ACTIVITY → Only the pictures are to be dropped; return all other data below exactly.
━━ DATA SUPPLIED
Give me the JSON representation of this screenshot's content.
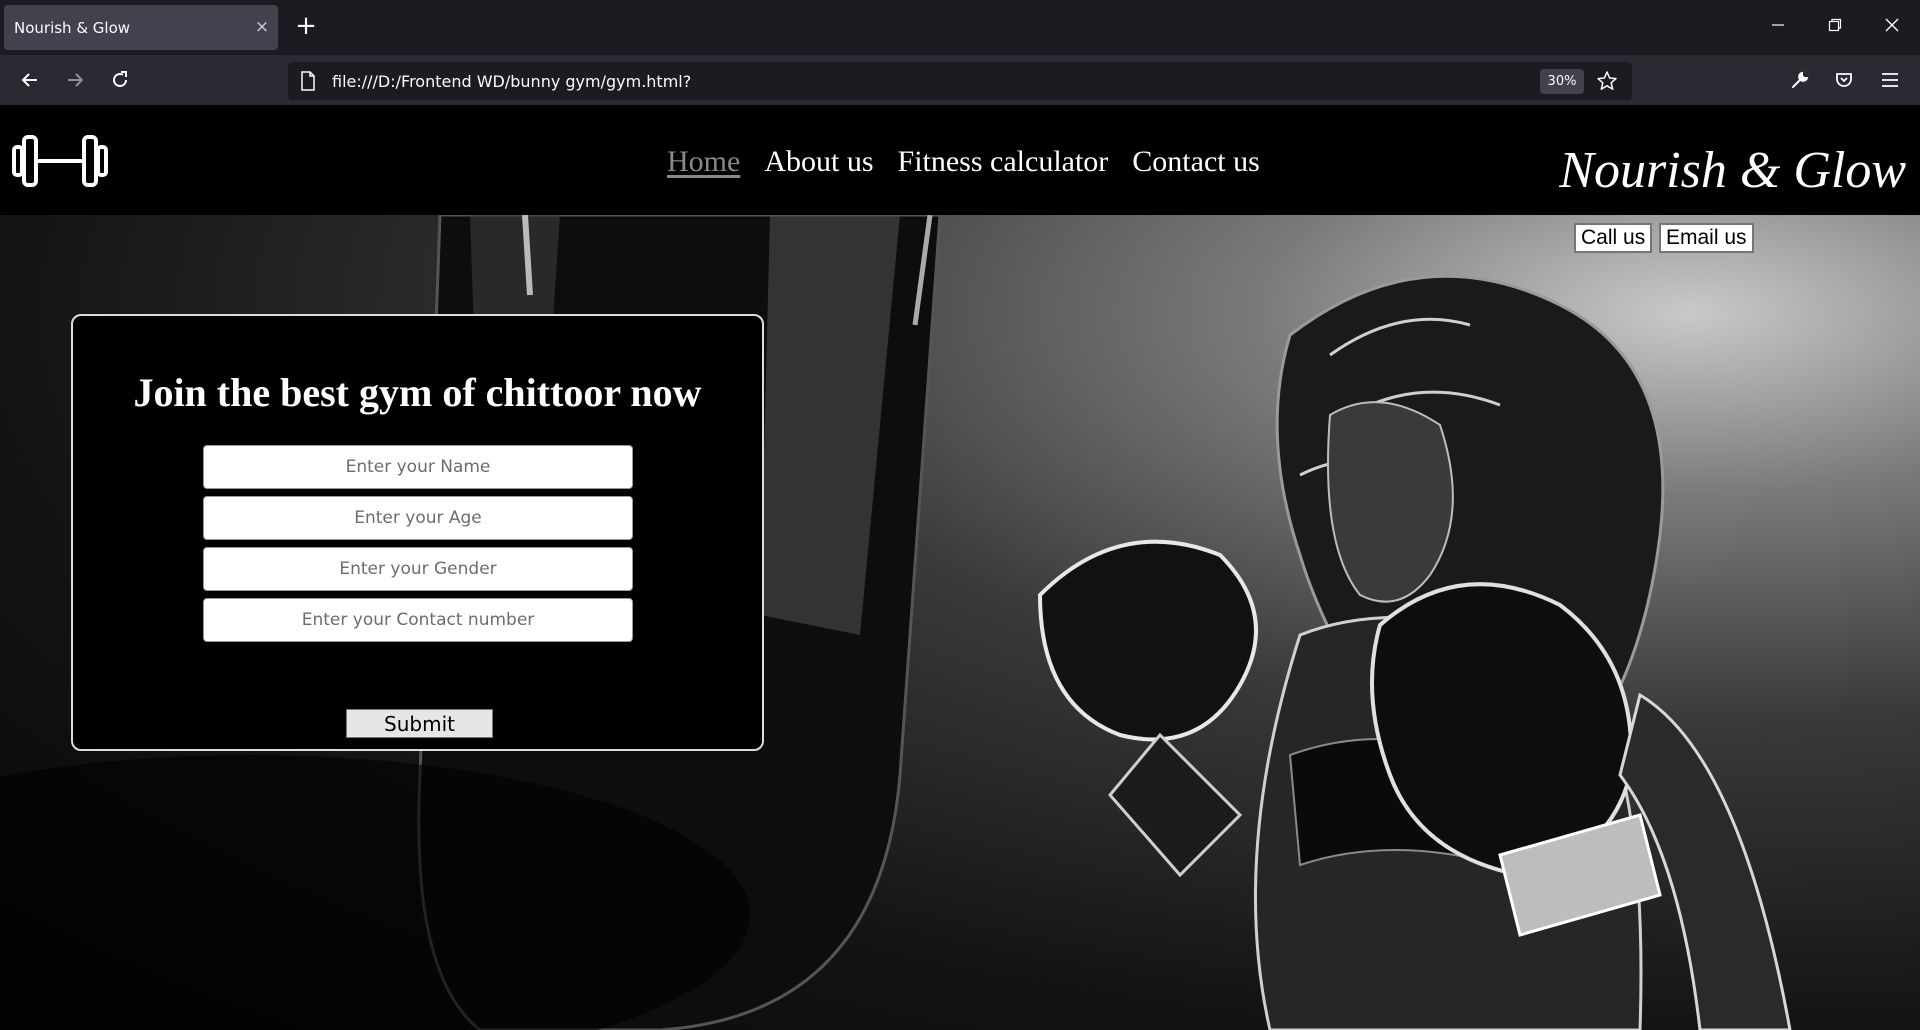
{
  "browser": {
    "tab_title": "Nourish & Glow",
    "tab_close": "×",
    "new_tab": "+",
    "url": "file:///D:/Frontend WD/bunny gym/gym.html?",
    "zoom": "30%"
  },
  "site": {
    "brand": "Nourish & Glow",
    "nav": [
      {
        "label": "Home",
        "active": true
      },
      {
        "label": "About us"
      },
      {
        "label": "Fitness calculator"
      },
      {
        "label": "Contact us"
      }
    ],
    "buttons": {
      "call": "Call us",
      "email": "Email us"
    }
  },
  "form": {
    "heading": "Join the best gym of chittoor now",
    "fields": [
      {
        "placeholder": "Enter your Name"
      },
      {
        "placeholder": "Enter your Age"
      },
      {
        "placeholder": "Enter your Gender"
      },
      {
        "placeholder": "Enter your Contact number"
      }
    ],
    "submit": "Submit"
  }
}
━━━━
RESULT BELOW →
Give me the JSON representation of this screenshot's content.
{
  "browser": {
    "tab_title": "Nourish & Glow",
    "tab_close": "×",
    "new_tab": "+",
    "url": "file:///D:/Frontend WD/bunny gym/gym.html?",
    "zoom": "30%"
  },
  "site": {
    "brand": "Nourish & Glow",
    "nav": [
      {
        "label": "Home",
        "active": true
      },
      {
        "label": "About us"
      },
      {
        "label": "Fitness calculator"
      },
      {
        "label": "Contact us"
      }
    ],
    "buttons": {
      "call": "Call us",
      "email": "Email us"
    }
  },
  "form": {
    "heading": "Join the best gym of chittoor now",
    "fields": [
      {
        "placeholder": "Enter your Name"
      },
      {
        "placeholder": "Enter your Age"
      },
      {
        "placeholder": "Enter your Gender"
      },
      {
        "placeholder": "Enter your Contact number"
      }
    ],
    "submit": "Submit"
  }
}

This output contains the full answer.